At a time when Nvidia might make its GPU comeback - the launch of the Fermi chips, AMD has decided to concentrate their efforts in the 3D field, in an attempt to catch-up with the green graphics giant. It does this in typical Advanced Micro Devices style, by setting the open source atmosphere with what it calls Open Stereo 3D. Similar to its Open Physics venture which goes head to head with Nvidia's PhysX, AMD now launches its open offensive against the 3D Vision front.
While no concrete plans have been shared, AMD said at GDC that this open initiative is an attempt to try to foster 3D innovation and while lowering the cost of 3D technology and products in general, collaborating with manufacturers of displays and other hardware, as well as 3D games/software developers. As Neal Robison of AMD said, “We will work with our ecosystem partners to enable multiple 3D solutions, encourage cooperation and standardize development with industry-wide participation”, offering “consumers additional choices”.
Neal Robison went on to say that AMD ATI will be introducing new stereo 3D capabilities in the near future, based on Eyefinity technology, which will allow for multiple monitor configurations and “significantly enhance the gaming experience”. An array of 3D products will also be available soon, including 120Hz 3D displays, active/passive shutter glasses, quad buffering, 3D Blu-ray discs, stereo notebooks, 3D-supported DX 9/10/11, and of course, 3D Eyefinity.

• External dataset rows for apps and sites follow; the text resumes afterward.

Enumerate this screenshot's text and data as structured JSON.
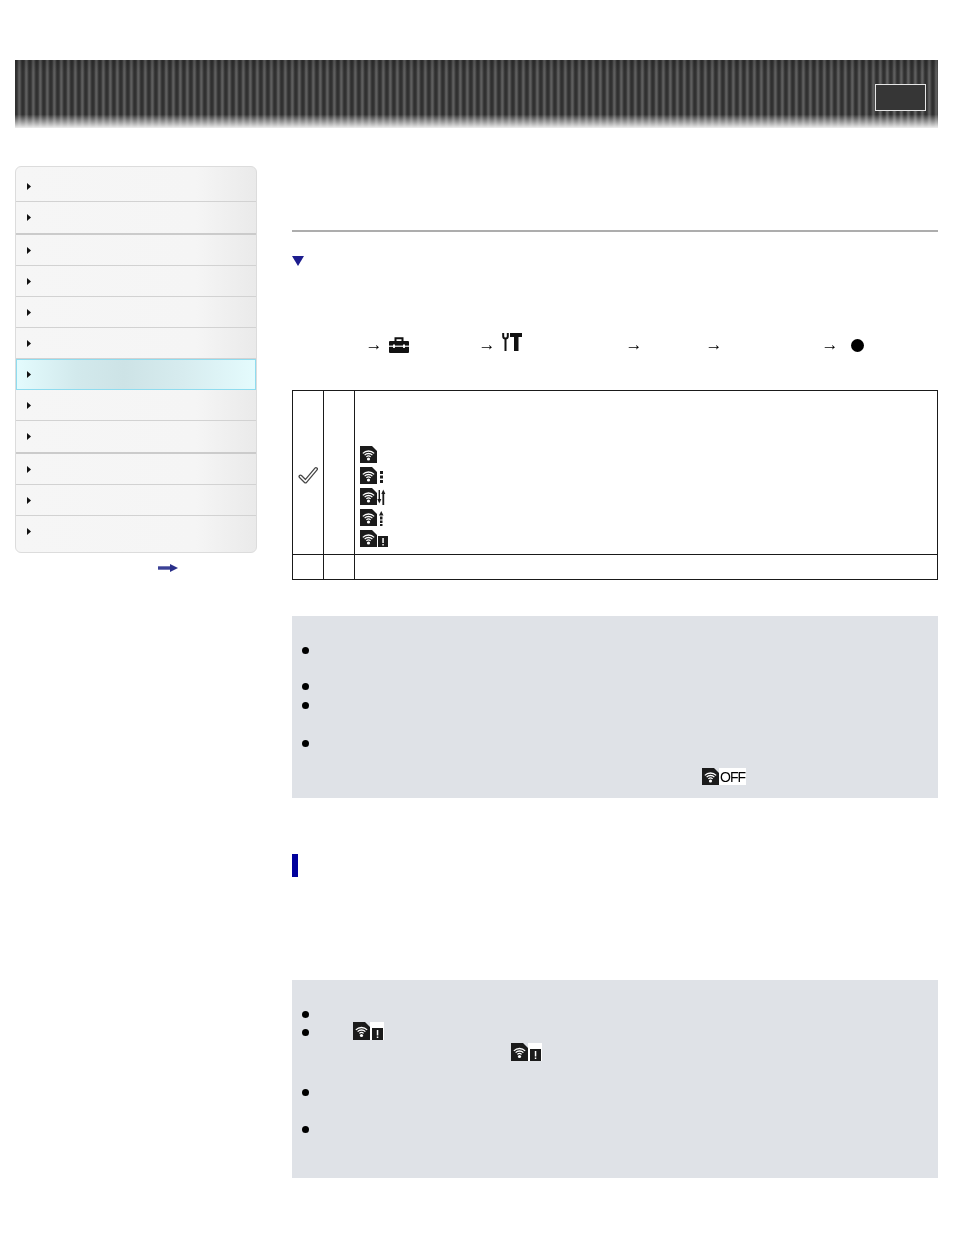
{
  "sidebar": {
    "groups": [
      {
        "items": [
          {
            "selected": false
          },
          {
            "selected": false
          }
        ]
      },
      {
        "items": [
          {
            "selected": false
          },
          {
            "selected": false
          },
          {
            "selected": false
          },
          {
            "selected": false
          },
          {
            "selected": true
          },
          {
            "selected": false
          },
          {
            "selected": false
          }
        ]
      },
      {
        "items": [
          {
            "selected": false
          },
          {
            "selected": false
          },
          {
            "selected": false
          }
        ]
      }
    ]
  },
  "procedure": {
    "arrows": [
      "→",
      "→",
      "→",
      "→",
      "→"
    ]
  },
  "table": {
    "rows": [
      {
        "selected": true,
        "kind": "status_icons"
      },
      {
        "selected": false,
        "kind": "plain"
      }
    ]
  },
  "note": {
    "icon_label": "OFF"
  }
}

While AMD tries hard to play catch-up in the 3D game, Nvidia can't count itself too far ahead just yet. The market for 3D is still young, and prohibitively expensive. Until prices drop, 3D-glasses turn less unwieldy, 3D Blu-ray discs become widely available, and true-3D games/software become commonplace, the race is still on!